But that view assumed that Hamas cared about the lives of the Gaza population, and the new attacks have proved yet again that it does not. Recent accounts of the Yom Kippur War of 1973 have noted the problem of the “conception” back then. Israeli security officials came to believe that after the crushing Arab defeat in the Six-Day War, an attack so few years afterward was inconceivable. Then it happened. In this case, the “conception” was that Israel could reach a modus vivendi with Hamas—because Hamas valued calm in its base, Gaza. Obviously, it does not.

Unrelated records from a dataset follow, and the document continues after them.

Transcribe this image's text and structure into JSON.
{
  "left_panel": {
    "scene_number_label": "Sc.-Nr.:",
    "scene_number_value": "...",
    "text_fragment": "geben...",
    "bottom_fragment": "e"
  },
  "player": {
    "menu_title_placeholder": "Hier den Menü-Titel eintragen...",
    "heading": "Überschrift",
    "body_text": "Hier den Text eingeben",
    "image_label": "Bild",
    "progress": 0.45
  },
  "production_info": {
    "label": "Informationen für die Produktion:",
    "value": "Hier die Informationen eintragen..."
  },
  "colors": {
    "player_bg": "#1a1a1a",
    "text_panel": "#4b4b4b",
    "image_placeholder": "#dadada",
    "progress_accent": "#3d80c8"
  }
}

Why did Hamas attack now? No recent event in Gaza explains the timing—nor do recent visits to the Temple Mount by Israelis. What seems obvious is true: the attack was timed for the 50th anniversary of the surprise attack in 1973. No doubt Hamas must be hoping as well to delay and even prevent the Israeli-Saudi rapprochement that is being discussed, but this attack has been in the planning for many months. When the planning began, Hamas had no way to know where a Saudi-Israeli negotiation would stand in October. What it did know was that the 50th anniversary of the Yom Kippur attack would occur this year on a Sabbath and during Jewish holy days (the last two days of the Sukkot festival). The possible delay in a Saudi-Israel deal was surely a happy addition for Hamas but was an add-on, not the original motive.
One can see other motives. This attack shows the world and shows Palestinians that Hamas is strong, while the Palestinian Authority and PLO are weak. And it shows Iran the same thing, perhaps giving hope to Hamas leaders that Iran will give them even more support.